[Element data from apps and pages]
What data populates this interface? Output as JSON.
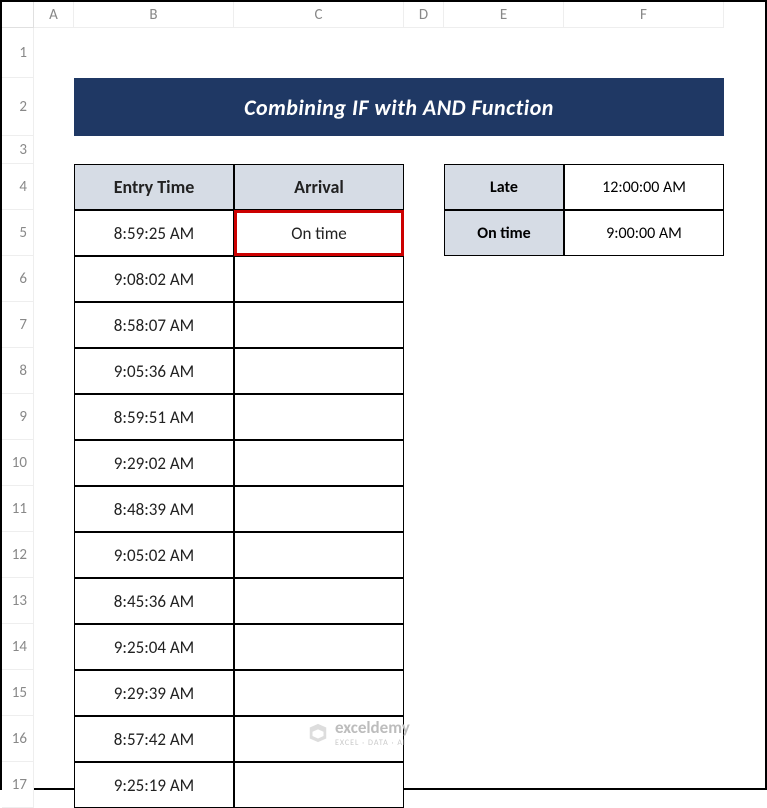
{
  "columns": [
    "A",
    "B",
    "C",
    "D",
    "E",
    "F"
  ],
  "rows": [
    "1",
    "2",
    "3",
    "4",
    "5",
    "6",
    "7",
    "8",
    "9",
    "10",
    "11",
    "12",
    "13",
    "14",
    "15",
    "16",
    "17"
  ],
  "title": "Combining IF with AND Function",
  "table": {
    "headers": {
      "entry": "Entry Time",
      "arrival": "Arrival"
    },
    "data": [
      {
        "entry": "8:59:25 AM",
        "arrival": "On time"
      },
      {
        "entry": "9:08:02 AM",
        "arrival": ""
      },
      {
        "entry": "8:58:07 AM",
        "arrival": ""
      },
      {
        "entry": "9:05:36 AM",
        "arrival": ""
      },
      {
        "entry": "8:59:51 AM",
        "arrival": ""
      },
      {
        "entry": "9:29:02 AM",
        "arrival": ""
      },
      {
        "entry": "8:48:39 AM",
        "arrival": ""
      },
      {
        "entry": "9:05:02 AM",
        "arrival": ""
      },
      {
        "entry": "8:45:36 AM",
        "arrival": ""
      },
      {
        "entry": "9:25:04 AM",
        "arrival": ""
      },
      {
        "entry": "9:29:39 AM",
        "arrival": ""
      },
      {
        "entry": "8:57:42 AM",
        "arrival": ""
      },
      {
        "entry": "9:25:19 AM",
        "arrival": ""
      }
    ]
  },
  "side": {
    "late_label": "Late",
    "late_value": "12:00:00 AM",
    "ontime_label": "On time",
    "ontime_value": "9:00:00 AM"
  },
  "watermark": {
    "name": "exceldemy",
    "sub": "EXCEL · DATA · AI"
  }
}
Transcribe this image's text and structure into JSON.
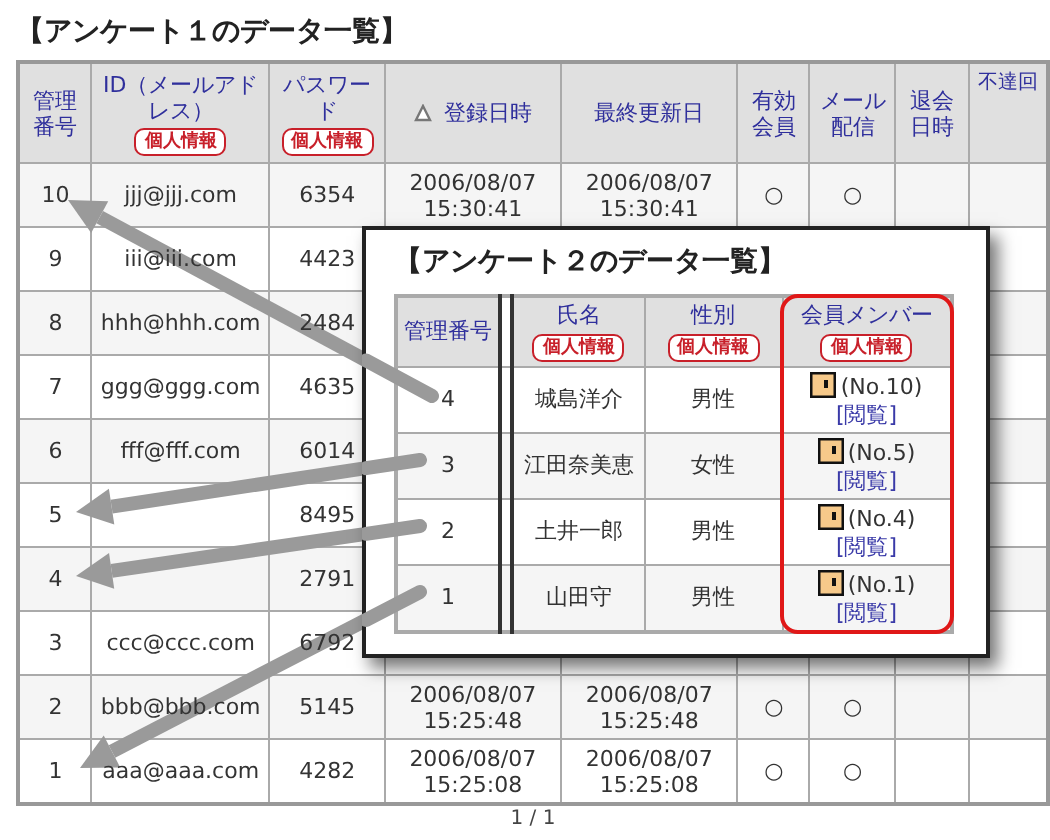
{
  "main": {
    "title": "【アンケート１のデータ一覧】",
    "columns": [
      {
        "label": "管理番号"
      },
      {
        "label": "ID（メールアドレス）",
        "badge": "個人情報"
      },
      {
        "label": "パスワード",
        "badge": "個人情報"
      },
      {
        "label": "登録日時",
        "sorted": true
      },
      {
        "label": "最終更新日"
      },
      {
        "label": "有効会員"
      },
      {
        "label": "メール配信"
      },
      {
        "label": "退会日時"
      },
      {
        "label": "不達回"
      }
    ],
    "rows": [
      {
        "cells": [
          "10",
          "jjj@jjj.com",
          "6354",
          "2006/08/07 15:30:41",
          "2006/08/07 15:30:41",
          "○",
          "○"
        ]
      },
      {
        "cells": [
          "9",
          "iii@iii.com",
          "4423"
        ]
      },
      {
        "cells": [
          "8",
          "hhh@hhh.com",
          "2484"
        ]
      },
      {
        "cells": [
          "7",
          "ggg@ggg.com",
          "4635"
        ]
      },
      {
        "cells": [
          "6",
          "fff@fff.com",
          "6014"
        ]
      },
      {
        "cells": [
          "5",
          null,
          "8495"
        ]
      },
      {
        "cells": [
          "4",
          null,
          "2791"
        ]
      },
      {
        "cells": [
          "3",
          "ccc@ccc.com",
          "6792"
        ]
      },
      {
        "cells": [
          "2",
          "bbb@bbb.com",
          "5145",
          "2006/08/07 15:25:48",
          "2006/08/07 15:25:48",
          "○",
          "○"
        ]
      },
      {
        "cells": [
          "1",
          "aaa@aaa.com",
          "4282",
          "2006/08/07 15:25:08",
          "2006/08/07 15:25:08",
          "○",
          "○"
        ]
      }
    ],
    "pagination": "1 / 1"
  },
  "popup": {
    "title": "【アンケート２のデータ一覧】",
    "columns": [
      {
        "label": "管理番号",
        "highlighted": false
      },
      {
        "label": "氏名",
        "badge": "個人情報",
        "highlighted": false
      },
      {
        "label": "性別",
        "badge": "個人情報",
        "highlighted": false
      },
      {
        "label": "会員メンバー",
        "badge": "個人情報",
        "highlighted": true
      }
    ],
    "rows": [
      {
        "no": "4",
        "name": "城島洋介",
        "gender": "男性",
        "member": "(No.10)",
        "link": "[閲覧]"
      },
      {
        "no": "3",
        "name": "江田奈美恵",
        "gender": "女性",
        "member": "(No.5)",
        "link": "[閲覧]"
      },
      {
        "no": "2",
        "name": "土井一郎",
        "gender": "男性",
        "member": "(No.4)",
        "link": "[閲覧]"
      },
      {
        "no": "1",
        "name": "山田守",
        "gender": "男性",
        "member": "(No.1)",
        "link": "[閲覧]"
      }
    ]
  }
}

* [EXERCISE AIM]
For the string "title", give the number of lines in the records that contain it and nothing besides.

* [SOLUTION FOR THIS PROBLEM]
3